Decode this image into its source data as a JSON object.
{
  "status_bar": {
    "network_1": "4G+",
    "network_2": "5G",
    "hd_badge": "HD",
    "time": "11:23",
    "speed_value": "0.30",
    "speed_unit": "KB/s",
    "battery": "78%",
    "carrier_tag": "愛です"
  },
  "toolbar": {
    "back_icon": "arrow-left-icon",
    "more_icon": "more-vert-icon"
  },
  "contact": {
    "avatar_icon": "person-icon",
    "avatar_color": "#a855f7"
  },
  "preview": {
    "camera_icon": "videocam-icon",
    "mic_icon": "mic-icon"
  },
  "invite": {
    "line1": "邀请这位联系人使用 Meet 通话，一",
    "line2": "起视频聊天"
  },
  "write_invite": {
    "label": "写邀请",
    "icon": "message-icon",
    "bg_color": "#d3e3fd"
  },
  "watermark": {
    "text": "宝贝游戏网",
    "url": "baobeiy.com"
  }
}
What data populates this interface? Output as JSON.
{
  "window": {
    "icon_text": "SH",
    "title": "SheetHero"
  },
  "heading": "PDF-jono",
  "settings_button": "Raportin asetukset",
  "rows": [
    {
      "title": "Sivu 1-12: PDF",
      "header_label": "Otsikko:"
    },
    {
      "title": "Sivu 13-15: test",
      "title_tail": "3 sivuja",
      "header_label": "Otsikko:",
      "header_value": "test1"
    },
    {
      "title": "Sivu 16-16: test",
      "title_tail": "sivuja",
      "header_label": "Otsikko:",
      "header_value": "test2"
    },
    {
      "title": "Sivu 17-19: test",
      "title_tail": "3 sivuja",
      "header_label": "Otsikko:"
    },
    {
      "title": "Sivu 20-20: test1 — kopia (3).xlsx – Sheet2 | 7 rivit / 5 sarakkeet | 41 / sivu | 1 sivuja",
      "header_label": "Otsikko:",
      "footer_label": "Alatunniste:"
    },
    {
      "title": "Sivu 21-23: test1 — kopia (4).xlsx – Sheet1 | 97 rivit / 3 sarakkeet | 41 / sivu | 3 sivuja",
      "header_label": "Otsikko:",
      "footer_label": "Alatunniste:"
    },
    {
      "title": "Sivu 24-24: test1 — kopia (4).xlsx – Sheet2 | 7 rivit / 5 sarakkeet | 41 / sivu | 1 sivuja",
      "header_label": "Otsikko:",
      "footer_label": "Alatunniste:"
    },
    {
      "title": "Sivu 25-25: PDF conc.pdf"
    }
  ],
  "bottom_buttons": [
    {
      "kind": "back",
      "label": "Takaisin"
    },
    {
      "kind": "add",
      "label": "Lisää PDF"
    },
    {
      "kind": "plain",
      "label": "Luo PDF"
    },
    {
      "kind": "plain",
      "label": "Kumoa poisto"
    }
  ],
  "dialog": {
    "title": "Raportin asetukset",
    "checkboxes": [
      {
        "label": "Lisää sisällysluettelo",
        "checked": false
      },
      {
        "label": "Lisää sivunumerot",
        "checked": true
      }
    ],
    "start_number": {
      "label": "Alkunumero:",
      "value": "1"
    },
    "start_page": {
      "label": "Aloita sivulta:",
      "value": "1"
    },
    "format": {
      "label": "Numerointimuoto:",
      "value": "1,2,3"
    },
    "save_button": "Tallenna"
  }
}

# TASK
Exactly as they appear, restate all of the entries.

# RESPONSE BOX
Decode this image into its source data as a JSON object.
{
  "status_bar": {
    "network_1": "4G+",
    "network_2": "5G",
    "hd_badge": "HD",
    "time": "11:23",
    "speed_value": "0.30",
    "speed_unit": "KB/s",
    "battery": "78%",
    "carrier_tag": "愛です"
  },
  "toolbar": {
    "back_icon": "arrow-left-icon",
    "more_icon": "more-vert-icon"
  },
  "contact": {
    "avatar_icon": "person-icon",
    "avatar_color": "#a855f7"
  },
  "preview": {
    "camera_icon": "videocam-icon",
    "mic_icon": "mic-icon"
  },
  "invite": {
    "line1": "邀请这位联系人使用 Meet 通话，一",
    "line2": "起视频聊天"
  },
  "write_invite": {
    "label": "写邀请",
    "icon": "message-icon",
    "bg_color": "#d3e3fd"
  },
  "watermark": {
    "text": "宝贝游戏网",
    "url": "baobeiy.com"
  }
}
What data populates this interface? Output as JSON.
{
  "window": {
    "icon_text": "SH",
    "title": "SheetHero"
  },
  "heading": "PDF-jono",
  "settings_button": "Raportin asetukset",
  "rows": [
    {
      "title": "Sivu 1-12: PDF",
      "header_label": "Otsikko:"
    },
    {
      "title": "Sivu 13-15: test",
      "title_tail": "3 sivuja",
      "header_label": "Otsikko:",
      "header_value": "test1"
    },
    {
      "title": "Sivu 16-16: test",
      "title_tail": "sivuja",
      "header_label": "Otsikko:",
      "header_value": "test2"
    },
    {
      "title": "Sivu 17-19: test",
      "title_tail": "3 sivuja",
      "header_label": "Otsikko:"
    },
    {
      "title": "Sivu 20-20: test1 — kopia (3).xlsx – Sheet2 | 7 rivit / 5 sarakkeet | 41 / sivu | 1 sivuja",
      "header_label": "Otsikko:",
      "footer_label": "Alatunniste:"
    },
    {
      "title": "Sivu 21-23: test1 — kopia (4).xlsx – Sheet1 | 97 rivit / 3 sarakkeet | 41 / sivu | 3 sivuja",
      "header_label": "Otsikko:",
      "footer_label": "Alatunniste:"
    },
    {
      "title": "Sivu 24-24: test1 — kopia (4).xlsx – Sheet2 | 7 rivit / 5 sarakkeet | 41 / sivu | 1 sivuja",
      "header_label": "Otsikko:",
      "footer_label": "Alatunniste:"
    },
    {
      "title": "Sivu 25-25: PDF conc.pdf"
    }
  ],
  "bottom_buttons": [
    {
      "kind": "back",
      "label": "Takaisin"
    },
    {
      "kind": "add",
      "label": "Lisää PDF"
    },
    {
      "kind": "plain",
      "label": "Luo PDF"
    },
    {
      "kind": "plain",
      "label": "Kumoa poisto"
    }
  ],
  "dialog": {
    "title": "Raportin asetukset",
    "checkboxes": [
      {
        "label": "Lisää sisällysluettelo",
        "checked": false
      },
      {
        "label": "Lisää sivunumerot",
        "checked": true
      }
    ],
    "start_number": {
      "label": "Alkunumero:",
      "value": "1"
    },
    "start_page": {
      "label": "Aloita sivulta:",
      "value": "1"
    },
    "format": {
      "label": "Numerointimuoto:",
      "value": "1,2,3"
    },
    "save_button": "Tallenna"
  }
}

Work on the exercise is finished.